While extending Medicaid to an additional 3% of Americans, the Affordable Care Act (ACA) will create significant gaps in care for the average taxpayer, not only in coverage but in the availability of provider services as well. This new environment creates an opportunity for pharmacists to deliver provider services that benefit average taxpayers and their payers. This system will be more efficient and save money for patients (exempted elites not included). But this opportunity won’t just happen.
Provider status will enable pharmacists to give basic care for UTIs, headaches, simple rashes, etc. While providing accessible care at a much lower cost, pharmacists can manage and treat minor problems and triage the more complicated issues to primary care physicians or acute-care facilities. This role of providing triage to patients is as old as the profession of pharmacy.
Under the ACA, there is growing realization that treatment options and costs must be limited or capped. The only way to do that without injuring patients is to have pharmacists perform medication therapy management (MTM) and consult patients on their options and the benefits of managing their medications, while ensuring compliance with their clinical goals.
By virtue of their profession and training, pharmacists are thoroughly prepared to help patients. To do so, they must have provider status.
The pharmacist's POV
The problems of polypharmacy have been discussed extensively in textbooks and articles. From the point of view of a corporate manager, however, a pharmacist’s efforts to limit a patient’s obsession with taking just one more medication should result in discipline or dismissal of the pharmacist.
When success is measured by quarterly increases in dollar volume, polypharmacy, overutilization, and even addiction are rarely viewed as problems. In fact, all such negative behavior by or “on behalf” of patients has been routinely encouraged. The corporate paradigm encourages dispensing in larger quantities and labels the polypharmacy patient a VIP.
MTM signifies a return to a traditional approach to pharmacy services. When patients were paying for their prescriptions, pharmacists routinely reviewed issues of care with each patient in an attempt to streamline therapy and reduce costs. The advent of third-party payers changed the relationship, and patients began to view themselves as beneficiaries and not as consumers.

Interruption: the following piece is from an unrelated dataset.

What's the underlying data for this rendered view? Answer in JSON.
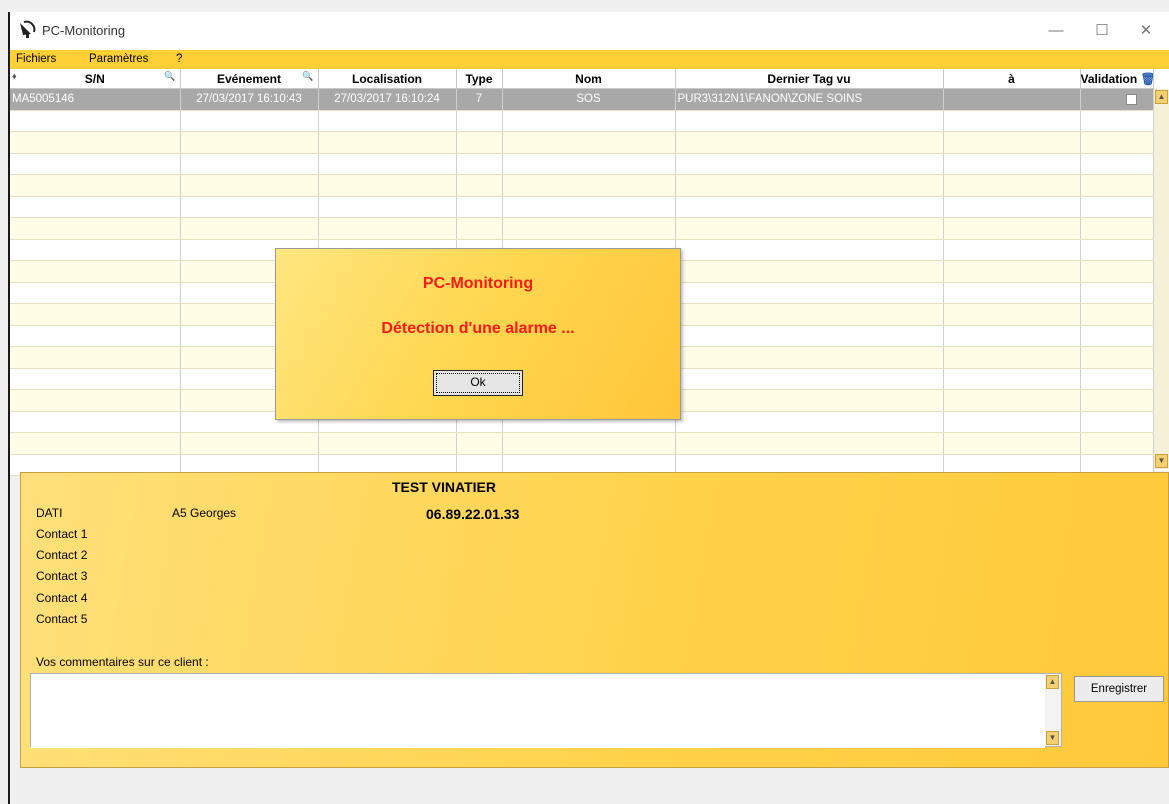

Other providers did it
Years ago, most pharmacists were self-employed, and their incomes were similar to those of certified registered nurse anesthetists (CRNAs). Today, pharmacists are mostly employees, and their salaries are significantly below the incomes of CRNAs, many of whom are still self-employed.
More than 20 years ago, there was a battle to grant CRNAs provider status. For years they had been reimbursed as employees of MD anesthesiologists, who took the entire fee and then paid the CRNAs as employees with a production clause in their employment contracts.
Eventually, the CRNAs decided to band together and hire lawyers to seek “provider status” with major carriers, Medicaid, and Medicare. These goals were reached, in most instances, when we pursued this status on a state-by-state basis. (I was a lawyer hired to represent several groups of CRNAs.)
It didn’t just happen. It required an investment and some expense, but the results were well worth the effort.